“Oh,” Alex went back to making his sandwich. “I went to turn the radio on and I must have hit the wrong button because the CD popped out.” He looked over at me. “Why, is it scratched?”
“I won't know that for about a week.” I said with a sigh.
Steven and Alex both had confused looks on their faces.
“Once you take the CD out of the player it refuses to take a new one for at least six or seven car rides later.” I explained trying not to show just how annoyed I was. “It's one of the car's new idiosyncrasies I'm trying to get used to.”
I love my car. I've loved it since the day we drove it new off the lot. As the years have passed it's become temperamental, but that's no reason to give up on it.
“Remember last year when the air conditioning would only blow on high?” I reminded them.
“I thought we got that fixed?” Steven said as he put his sandwich on a plate and went to the table. Alex followed him carrying his lunch.
“Actually, I didn't bother fixing that one.” I shrugged my shoulders. “I kind of like it now, the car cools off a lot quicker.” I sat down with them placing my Adele CD carefully on a place mat. “”I've even gotten used to the driver's side door freezing shut in the winter. I just climb through the passenger side and by the time I get to work it's usually thawed out enough to open.”
“I thought I fixed that one.” Steven said. “Didn't I give you a de-icer spray?”
“You did.” I gave him a quick smile. “But I kept leaving it in the car, so it kind of defeated the purpose.”
Steven didn't say anything he just shook his head and took a bite of his sandwich.
“But the CD player is a whole different story!” I continued. “I've had to choose what I listen to very carefully because that CD will be playing on a loop for the next month before I risk making a change.”
Alex looked over at me, “Why don't you just fix the CD player?”
That made me pause for a moment. “Well, I hadn't really thought about it.” I admitted. I looked over at Steven for some back-up. “Don't you think having a car is like a marriage?”
Steven eyebrows went up. “How so?”
“Well, when it's new you love everything about it but, then as it ages little things can go wrong. You try to fix what you can but everything else is just an idiosyncrasy you learn to live with.”
Alex eyes got big as he looked at me, then at Steven.
Steven thought for a moment then nodded his head. “She's got a point.” He looked over at Alex, “If anyone else told me they listened to the same CD for a month I'd think they were nuts.

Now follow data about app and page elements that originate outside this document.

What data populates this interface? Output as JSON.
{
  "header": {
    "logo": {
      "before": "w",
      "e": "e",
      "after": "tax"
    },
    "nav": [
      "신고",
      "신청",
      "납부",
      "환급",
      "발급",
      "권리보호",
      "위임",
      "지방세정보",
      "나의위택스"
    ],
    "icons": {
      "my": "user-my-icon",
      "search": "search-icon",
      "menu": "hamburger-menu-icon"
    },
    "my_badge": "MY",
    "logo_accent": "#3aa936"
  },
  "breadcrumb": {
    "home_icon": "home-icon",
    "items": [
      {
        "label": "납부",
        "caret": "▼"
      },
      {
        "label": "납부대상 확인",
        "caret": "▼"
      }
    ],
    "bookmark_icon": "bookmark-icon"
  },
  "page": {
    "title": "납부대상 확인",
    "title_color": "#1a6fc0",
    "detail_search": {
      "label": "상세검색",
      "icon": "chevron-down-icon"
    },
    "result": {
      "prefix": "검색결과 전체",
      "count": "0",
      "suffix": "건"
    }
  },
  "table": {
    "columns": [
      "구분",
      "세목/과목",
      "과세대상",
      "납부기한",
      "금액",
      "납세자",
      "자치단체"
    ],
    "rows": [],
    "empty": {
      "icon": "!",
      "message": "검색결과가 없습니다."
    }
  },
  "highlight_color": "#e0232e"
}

But when your Mom tells me that, I think, that sounds about right.”
“See!” I looked over at Alex. “That's how you stay married for thirty years!”
“Thirty-one.” Steven corrected.